I just got back from Cape Verde. It was one of the most spectacular trips of my life. I'll be posting photos soon, but for now, two quick anecdotes.
On my first day of hiking, I decided to go against the advice of the professional guide at the residencial, Casa Cavoquinho, that I stayed at. He said the path was extremely hard to follow and very difficult and dangerous. He was right. When I told one of the villagers near the top of the mountain what I intended to do, he looked at me like I was insane. A couple of kids followed me most of the way pointing the way down... down a practically vertical drop, with barely visible switchbacks cutting back and forth, several hundred meter drops on either side. After I made it past the most difficult section, I met a kid, probably no more than 10, carry a bag of rice and a knife. He seemed as if he were waiting for me to come down. He began to lead me through the rest of the trail, waiting for me whenever I paused to take a picture. Whenever we got to a difficult section, he would wait at the bottom to make sure I made it down ok. After we finished the last hard part, I thanked him and we parted ways. I never had a better guide in my life.

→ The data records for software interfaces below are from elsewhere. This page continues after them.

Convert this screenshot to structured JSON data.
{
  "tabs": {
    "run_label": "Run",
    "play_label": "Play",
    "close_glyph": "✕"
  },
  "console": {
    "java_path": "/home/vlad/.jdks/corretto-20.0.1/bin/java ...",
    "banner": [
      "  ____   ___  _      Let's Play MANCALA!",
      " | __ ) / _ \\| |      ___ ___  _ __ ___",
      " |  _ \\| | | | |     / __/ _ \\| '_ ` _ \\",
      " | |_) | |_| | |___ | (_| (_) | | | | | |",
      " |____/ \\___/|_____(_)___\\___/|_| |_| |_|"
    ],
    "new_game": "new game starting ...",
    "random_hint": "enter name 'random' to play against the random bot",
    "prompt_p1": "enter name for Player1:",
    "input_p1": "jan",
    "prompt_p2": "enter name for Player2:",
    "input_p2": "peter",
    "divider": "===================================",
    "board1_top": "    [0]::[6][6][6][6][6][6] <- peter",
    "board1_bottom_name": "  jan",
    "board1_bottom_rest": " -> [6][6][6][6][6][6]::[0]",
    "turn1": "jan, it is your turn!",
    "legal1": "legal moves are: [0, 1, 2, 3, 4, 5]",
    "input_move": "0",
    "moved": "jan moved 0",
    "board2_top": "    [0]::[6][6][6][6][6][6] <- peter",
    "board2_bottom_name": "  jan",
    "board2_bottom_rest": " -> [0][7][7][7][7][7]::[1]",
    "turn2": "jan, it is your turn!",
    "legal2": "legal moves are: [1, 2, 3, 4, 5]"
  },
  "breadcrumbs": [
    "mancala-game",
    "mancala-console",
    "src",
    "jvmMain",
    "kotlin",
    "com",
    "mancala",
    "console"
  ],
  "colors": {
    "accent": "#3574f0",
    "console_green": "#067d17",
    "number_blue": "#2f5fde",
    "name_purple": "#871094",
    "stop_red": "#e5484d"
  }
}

On the way back from Lungi International Airport, I decided against the overcrowded and lumberous Kissy Ferry. Instead, I made my way through the ramshackle village port of Tagrin and found some of the boats that head over to Freetown, across the mouth of Sierra Leone river that spills out into the Atlantic. You often see them, overcrowded and making their journey across the water. The boats are broken down messes, made of wood and leaks. The seats amount to either standing against the side or balancing on the edge, gripping the sides to prevent yourself from falling over the side as the boat rocked about in the waves. After enough people boarded, the boat set off. Mid-way across the water, another boat approached on the return trip from Freetown, and my boat began to veer directly towards it. The boats nearly crashed head on, the sides grating together, and people sitting on the sides of the other boat diving toward the center to avoid the colliding wood. At the last second, one passenger from the other boat dived on. Apparently that's how transfers in Sierra Leone take place.